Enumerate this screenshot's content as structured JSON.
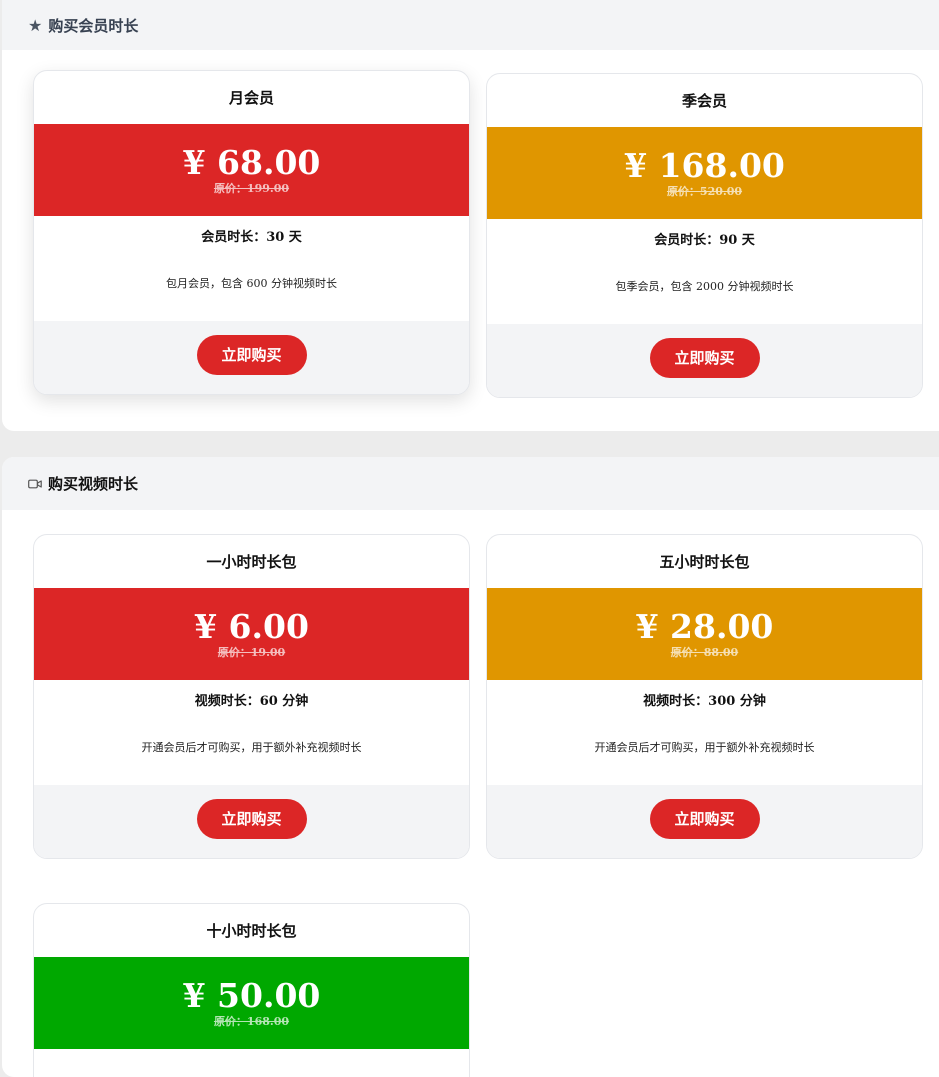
{
  "member_section": {
    "title": "购买会员时长",
    "icon": "star-icon",
    "cards": [
      {
        "title": "月会员",
        "price": "¥ 68.00",
        "original": "原价：199.00",
        "duration": "会员时长：30 天",
        "desc": "包月会员，包含 600 分钟视频时长",
        "button": "立即购买",
        "color": "#dc2626"
      },
      {
        "title": "季会员",
        "price": "¥ 168.00",
        "original": "原价：520.00",
        "duration": "会员时长：90 天",
        "desc": "包季会员，包含 2000 分钟视频时长",
        "button": "立即购买",
        "color": "#e09600"
      }
    ]
  },
  "video_section": {
    "title": "购买视频时长",
    "icon": "video-camera-icon",
    "cards": [
      {
        "title": "一小时时长包",
        "price": "¥ 6.00",
        "original": "原价：19.00",
        "duration": "视频时长：60 分钟",
        "desc": "开通会员后才可购买，用于额外补充视频时长",
        "button": "立即购买",
        "color": "#dc2626"
      },
      {
        "title": "五小时时长包",
        "price": "¥ 28.00",
        "original": "原价：88.00",
        "duration": "视频时长：300 分钟",
        "desc": "开通会员后才可购买，用于额外补充视频时长",
        "button": "立即购买",
        "color": "#e09600"
      },
      {
        "title": "十小时时长包",
        "price": "¥ 50.00",
        "original": "原价：168.00",
        "color": "#00a800"
      }
    ]
  }
}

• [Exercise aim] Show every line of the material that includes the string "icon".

• [Exercise output]
    "icon": "star-icon",
    "icon": "video-camera-icon",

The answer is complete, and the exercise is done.